The supposed demand for the "separation of church and state" is to blame.  That phrase is listed nowhere in the United States Constitution, and it is certainly not implied by the First Amendment.  Nevertheless, that phrase is tossed around as if it is absolute truth. 

When I consider the reasoning used by the Supreme Court in their decisions of cases involving religious matters, I wonder what our Founding Fathers would say.  However, more than two hundred years have passed since they wrote the Constitution, and the men responsible for this document that Americans consider to be the law of the land cannot defend their positions or their decisions.  Thankfully there are many documents we can look to, and we should look to them. 

This is the beginning of my First Amendment series.  Specifically, I will be discussing the the first portion of the amendment, which deals with religion.  My purpose in writing this is mainly to share the knowledge I have gained regarding the intent of our Founding Fathers when they framed the United States Constitution.  

Over the next several weeks, I will be sharing what I have learned about our nation’s history.  This series is meant to be educational, and I hope you will find it to be so.  Whenever possible, I will include links so you can verify the information I give.  If none are available, I will let you know where I obtained the information.  Two books that inspired me to take this stand are America's Providential History and Original Intent.  Needless to say, you will see references to both those books.

A new essay will be posted each Friday of the week.  I hope you'll follow along.

Coming next Friday... 1. The First Amendment


  1. Do you realize that the two books upon which you propose to found your series have been panned by many critics and scholars as thoroughly flawed--notoriously so?

    As revealed by the meticulous analysis of Chris Rodda and many others, zealotry more than fact shapes their "work," which is riddled with slipshod research, shoddy analysis, and downright dishonesty. See Chris Rodda, Liars for Jesus: The Religious Right's Alternate Version of American History (2006) (available free on line;; The irony is that, by knowingly, repeatedly resorting to lies, these would-be champions of a religious right version of history reveals his fears that the real facts fall short of making his case. Indeed, their own lying is perhaps the best evidence that their overall thesis is wrong.

  2. I am aware that there are critics of both those works, but I cannot claim to have known how "notoriously flawed" critics and scholars view those works to be. I do find that interesting, and I did a quick search to find some of those criticisms. However, I was not able to find any. That doesn't mean they aren't there, it just means I need to take more time to locate them.

    I would like to point out that I was interested in findng a few books that oppose my view, but there wasn't even one book at the bookstore I usually go to. So thank you for the recommendation of LIARS FOR JESUS. I will look that up.

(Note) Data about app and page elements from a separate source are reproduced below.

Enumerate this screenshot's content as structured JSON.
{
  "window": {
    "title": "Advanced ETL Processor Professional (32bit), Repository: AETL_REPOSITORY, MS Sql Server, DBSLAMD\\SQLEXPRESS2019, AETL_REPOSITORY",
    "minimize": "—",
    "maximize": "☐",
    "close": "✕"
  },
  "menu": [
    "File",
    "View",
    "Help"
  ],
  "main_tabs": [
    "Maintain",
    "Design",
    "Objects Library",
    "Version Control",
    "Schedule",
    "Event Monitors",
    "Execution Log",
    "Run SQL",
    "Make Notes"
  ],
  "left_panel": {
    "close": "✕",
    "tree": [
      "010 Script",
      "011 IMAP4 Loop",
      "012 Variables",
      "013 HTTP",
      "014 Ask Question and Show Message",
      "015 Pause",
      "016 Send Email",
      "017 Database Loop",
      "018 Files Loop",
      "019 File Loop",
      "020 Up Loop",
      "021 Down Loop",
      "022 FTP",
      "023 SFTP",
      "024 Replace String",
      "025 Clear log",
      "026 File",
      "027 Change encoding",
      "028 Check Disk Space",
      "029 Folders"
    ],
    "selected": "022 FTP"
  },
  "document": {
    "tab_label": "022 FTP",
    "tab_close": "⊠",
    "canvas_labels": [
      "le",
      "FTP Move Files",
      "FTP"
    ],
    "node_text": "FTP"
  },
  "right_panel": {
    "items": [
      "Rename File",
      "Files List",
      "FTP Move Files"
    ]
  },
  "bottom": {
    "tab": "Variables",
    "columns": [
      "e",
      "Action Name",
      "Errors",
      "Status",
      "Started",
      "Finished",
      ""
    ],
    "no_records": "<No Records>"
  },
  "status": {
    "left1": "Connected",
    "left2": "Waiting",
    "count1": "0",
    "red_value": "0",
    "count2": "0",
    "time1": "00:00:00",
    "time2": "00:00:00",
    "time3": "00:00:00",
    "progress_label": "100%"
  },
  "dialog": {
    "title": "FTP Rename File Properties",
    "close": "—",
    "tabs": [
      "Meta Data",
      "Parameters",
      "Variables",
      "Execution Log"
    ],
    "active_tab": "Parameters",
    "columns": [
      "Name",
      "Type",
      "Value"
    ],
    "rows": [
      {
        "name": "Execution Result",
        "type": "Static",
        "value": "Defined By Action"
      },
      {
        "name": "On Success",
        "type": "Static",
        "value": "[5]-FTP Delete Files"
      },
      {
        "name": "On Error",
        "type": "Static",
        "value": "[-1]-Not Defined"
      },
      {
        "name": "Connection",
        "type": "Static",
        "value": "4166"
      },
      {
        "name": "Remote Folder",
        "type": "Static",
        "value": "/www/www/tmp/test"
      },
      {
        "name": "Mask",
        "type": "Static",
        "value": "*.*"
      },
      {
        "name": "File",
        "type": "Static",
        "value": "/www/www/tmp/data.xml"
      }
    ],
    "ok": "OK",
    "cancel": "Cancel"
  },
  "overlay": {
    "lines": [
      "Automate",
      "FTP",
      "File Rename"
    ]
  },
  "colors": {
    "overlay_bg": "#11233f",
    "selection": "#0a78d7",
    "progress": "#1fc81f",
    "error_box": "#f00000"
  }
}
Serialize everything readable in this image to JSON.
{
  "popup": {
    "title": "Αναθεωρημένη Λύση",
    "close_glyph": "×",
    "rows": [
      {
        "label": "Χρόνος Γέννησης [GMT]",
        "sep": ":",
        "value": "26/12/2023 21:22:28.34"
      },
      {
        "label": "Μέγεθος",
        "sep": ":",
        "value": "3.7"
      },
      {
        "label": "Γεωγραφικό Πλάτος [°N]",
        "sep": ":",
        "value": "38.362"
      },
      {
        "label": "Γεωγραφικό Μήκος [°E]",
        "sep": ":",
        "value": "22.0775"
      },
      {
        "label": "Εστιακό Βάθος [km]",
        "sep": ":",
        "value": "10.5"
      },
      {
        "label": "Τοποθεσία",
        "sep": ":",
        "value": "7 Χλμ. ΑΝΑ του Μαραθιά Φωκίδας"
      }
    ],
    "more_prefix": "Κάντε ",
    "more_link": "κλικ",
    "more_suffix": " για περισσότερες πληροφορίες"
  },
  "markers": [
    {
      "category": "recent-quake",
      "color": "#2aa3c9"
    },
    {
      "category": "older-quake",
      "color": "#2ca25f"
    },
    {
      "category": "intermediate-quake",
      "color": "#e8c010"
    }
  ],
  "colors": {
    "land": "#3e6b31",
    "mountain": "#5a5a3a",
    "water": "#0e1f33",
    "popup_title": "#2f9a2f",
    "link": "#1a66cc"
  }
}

    Additionally, I would like to point out that my opinion was formed long before I read either of the books (or even heard about them or their authors), which is why I was interested in reading them when I heard about them. But there is a danger in reading a book and assuming it is true. To say my blog series is founded upon the two books is inaccurate. Was I inspired? Yes. Were they my starting point? Yes. And I feel people ought to know that. I did not stop with those two books, though. One thing that's great about Barton's ORIGINAL INTENT is the number of sources cited which, if a person is willing to take the time, can search for, review, and form his/her own conclusion.

    That's the whole point of my series. I do not expect or even want people to accept what I say as truth. I want them to consider what I have to say, do their own research, and form their own conclusions. If at the end of their research their conclusion is different from mine, great. At least then they'll have taken the time to form their own ideas rather than listen to everyone else's.


Thanks for sharing your thoughts!